Data records for software interfaces
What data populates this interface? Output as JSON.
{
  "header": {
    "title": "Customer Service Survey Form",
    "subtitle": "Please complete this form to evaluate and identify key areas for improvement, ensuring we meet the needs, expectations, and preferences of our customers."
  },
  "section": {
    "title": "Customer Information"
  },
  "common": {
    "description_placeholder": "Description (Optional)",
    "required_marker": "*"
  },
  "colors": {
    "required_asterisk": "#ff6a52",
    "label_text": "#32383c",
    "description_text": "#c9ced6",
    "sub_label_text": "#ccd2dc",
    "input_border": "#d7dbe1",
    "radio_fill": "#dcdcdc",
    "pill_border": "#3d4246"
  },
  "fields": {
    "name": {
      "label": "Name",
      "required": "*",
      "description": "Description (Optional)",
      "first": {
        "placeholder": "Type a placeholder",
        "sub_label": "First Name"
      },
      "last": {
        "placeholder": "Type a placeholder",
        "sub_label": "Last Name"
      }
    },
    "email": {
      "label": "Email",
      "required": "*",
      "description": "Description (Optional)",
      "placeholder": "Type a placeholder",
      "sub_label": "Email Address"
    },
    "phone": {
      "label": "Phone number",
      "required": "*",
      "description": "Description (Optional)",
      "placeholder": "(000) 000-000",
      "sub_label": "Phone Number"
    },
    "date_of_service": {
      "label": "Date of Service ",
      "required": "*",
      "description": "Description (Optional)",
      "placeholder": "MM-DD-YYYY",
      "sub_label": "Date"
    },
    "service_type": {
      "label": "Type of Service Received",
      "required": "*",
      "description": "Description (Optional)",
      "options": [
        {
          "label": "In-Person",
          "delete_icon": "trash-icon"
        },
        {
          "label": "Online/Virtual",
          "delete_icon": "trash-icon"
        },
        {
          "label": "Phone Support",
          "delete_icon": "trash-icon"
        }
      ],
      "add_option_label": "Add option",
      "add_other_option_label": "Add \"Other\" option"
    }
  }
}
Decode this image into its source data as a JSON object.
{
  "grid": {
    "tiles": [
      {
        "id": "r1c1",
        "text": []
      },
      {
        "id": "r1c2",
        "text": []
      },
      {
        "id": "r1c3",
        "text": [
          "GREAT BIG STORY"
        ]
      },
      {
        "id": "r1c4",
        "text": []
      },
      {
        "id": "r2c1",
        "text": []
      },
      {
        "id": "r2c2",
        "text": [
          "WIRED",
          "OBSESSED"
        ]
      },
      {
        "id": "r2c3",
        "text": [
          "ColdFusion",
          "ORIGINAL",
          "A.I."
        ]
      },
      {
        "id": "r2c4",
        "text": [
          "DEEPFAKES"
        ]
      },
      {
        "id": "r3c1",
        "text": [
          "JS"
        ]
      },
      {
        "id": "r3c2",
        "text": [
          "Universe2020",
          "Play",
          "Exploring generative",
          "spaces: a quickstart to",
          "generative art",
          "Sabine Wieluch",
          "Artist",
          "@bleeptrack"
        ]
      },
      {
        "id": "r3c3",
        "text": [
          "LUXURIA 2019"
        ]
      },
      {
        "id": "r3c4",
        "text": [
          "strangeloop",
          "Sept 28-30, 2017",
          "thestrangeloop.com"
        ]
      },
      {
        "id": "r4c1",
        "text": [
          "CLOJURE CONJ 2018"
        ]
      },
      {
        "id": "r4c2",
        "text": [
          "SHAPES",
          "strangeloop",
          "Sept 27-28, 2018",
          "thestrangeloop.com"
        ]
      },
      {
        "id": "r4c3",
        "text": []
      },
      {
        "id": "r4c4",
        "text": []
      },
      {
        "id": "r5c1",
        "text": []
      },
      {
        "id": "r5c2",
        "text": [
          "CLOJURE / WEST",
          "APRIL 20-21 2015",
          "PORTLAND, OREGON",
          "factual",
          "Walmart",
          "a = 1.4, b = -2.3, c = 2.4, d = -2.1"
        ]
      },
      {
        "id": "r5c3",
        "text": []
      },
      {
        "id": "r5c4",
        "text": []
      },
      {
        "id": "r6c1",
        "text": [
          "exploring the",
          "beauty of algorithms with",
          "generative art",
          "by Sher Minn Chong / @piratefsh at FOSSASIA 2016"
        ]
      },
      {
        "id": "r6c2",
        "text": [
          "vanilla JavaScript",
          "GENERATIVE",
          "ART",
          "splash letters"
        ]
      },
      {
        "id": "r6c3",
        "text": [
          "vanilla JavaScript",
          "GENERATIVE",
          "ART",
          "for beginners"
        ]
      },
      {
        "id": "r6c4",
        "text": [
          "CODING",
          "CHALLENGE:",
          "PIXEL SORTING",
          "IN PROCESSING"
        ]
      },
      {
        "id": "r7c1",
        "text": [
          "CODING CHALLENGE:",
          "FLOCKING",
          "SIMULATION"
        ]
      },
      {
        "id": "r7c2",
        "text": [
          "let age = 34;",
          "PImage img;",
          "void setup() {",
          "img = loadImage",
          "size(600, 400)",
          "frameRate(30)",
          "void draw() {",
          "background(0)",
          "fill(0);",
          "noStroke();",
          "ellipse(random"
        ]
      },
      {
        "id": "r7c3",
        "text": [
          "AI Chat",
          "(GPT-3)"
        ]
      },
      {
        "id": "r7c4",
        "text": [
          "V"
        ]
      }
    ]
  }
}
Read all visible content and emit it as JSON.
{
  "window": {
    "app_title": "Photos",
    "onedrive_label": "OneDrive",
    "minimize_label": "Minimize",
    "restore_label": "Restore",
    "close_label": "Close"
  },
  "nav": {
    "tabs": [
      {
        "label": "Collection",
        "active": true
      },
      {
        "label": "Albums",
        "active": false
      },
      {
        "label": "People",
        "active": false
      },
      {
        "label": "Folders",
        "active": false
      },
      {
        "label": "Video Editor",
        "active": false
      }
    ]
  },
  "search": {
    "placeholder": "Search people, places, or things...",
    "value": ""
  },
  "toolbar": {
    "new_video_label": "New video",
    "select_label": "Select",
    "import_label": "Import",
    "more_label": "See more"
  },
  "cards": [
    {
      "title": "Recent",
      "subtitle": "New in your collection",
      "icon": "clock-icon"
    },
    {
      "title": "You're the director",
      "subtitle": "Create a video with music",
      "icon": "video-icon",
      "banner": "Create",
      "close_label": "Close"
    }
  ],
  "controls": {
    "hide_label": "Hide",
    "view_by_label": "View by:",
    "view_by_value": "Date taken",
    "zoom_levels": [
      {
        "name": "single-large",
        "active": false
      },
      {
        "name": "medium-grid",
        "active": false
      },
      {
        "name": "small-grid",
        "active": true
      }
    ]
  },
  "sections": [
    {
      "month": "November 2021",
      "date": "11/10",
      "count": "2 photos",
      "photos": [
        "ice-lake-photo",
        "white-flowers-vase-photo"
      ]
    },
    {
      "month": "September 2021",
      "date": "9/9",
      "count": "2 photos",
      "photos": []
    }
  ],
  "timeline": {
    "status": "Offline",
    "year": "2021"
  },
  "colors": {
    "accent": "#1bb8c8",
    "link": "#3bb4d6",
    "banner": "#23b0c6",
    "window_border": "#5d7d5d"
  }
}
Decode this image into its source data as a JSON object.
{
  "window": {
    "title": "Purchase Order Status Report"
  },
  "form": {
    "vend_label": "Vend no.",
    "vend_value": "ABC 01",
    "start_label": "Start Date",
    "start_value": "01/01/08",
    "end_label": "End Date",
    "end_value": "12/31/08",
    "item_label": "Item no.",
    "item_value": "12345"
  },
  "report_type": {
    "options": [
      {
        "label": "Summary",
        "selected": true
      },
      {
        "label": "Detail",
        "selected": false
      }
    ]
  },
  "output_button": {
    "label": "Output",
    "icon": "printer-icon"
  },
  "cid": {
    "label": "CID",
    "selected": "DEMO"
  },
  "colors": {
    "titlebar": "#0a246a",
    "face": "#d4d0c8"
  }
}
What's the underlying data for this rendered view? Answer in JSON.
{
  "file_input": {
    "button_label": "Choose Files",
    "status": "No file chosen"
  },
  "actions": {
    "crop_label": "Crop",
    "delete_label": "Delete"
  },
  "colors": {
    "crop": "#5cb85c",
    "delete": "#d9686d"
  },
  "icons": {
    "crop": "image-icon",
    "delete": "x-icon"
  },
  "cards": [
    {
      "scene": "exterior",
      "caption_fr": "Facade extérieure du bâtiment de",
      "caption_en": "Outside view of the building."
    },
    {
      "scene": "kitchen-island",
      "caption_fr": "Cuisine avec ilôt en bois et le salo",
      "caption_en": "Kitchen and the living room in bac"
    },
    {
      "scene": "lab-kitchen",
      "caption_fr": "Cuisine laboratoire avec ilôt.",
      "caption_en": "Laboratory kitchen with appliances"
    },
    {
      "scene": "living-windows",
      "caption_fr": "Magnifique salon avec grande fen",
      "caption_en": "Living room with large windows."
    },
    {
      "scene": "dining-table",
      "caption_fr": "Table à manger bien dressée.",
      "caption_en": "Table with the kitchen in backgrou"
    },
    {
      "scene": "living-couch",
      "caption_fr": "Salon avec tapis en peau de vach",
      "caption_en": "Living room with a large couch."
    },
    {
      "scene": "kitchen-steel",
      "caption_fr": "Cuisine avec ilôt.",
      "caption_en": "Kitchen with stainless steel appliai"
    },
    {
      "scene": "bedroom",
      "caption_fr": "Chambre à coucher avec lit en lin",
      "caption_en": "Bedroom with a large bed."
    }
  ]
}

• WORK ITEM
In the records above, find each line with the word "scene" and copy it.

• COMPLETED TASK
      "scene": "exterior",
      "scene": "kitchen-island",
      "scene": "lab-kitchen",
      "scene": "living-windows",
      "scene": "dining-table",
      "scene": "living-couch",
      "scene": "kitchen-steel",
      "scene": "bedroom",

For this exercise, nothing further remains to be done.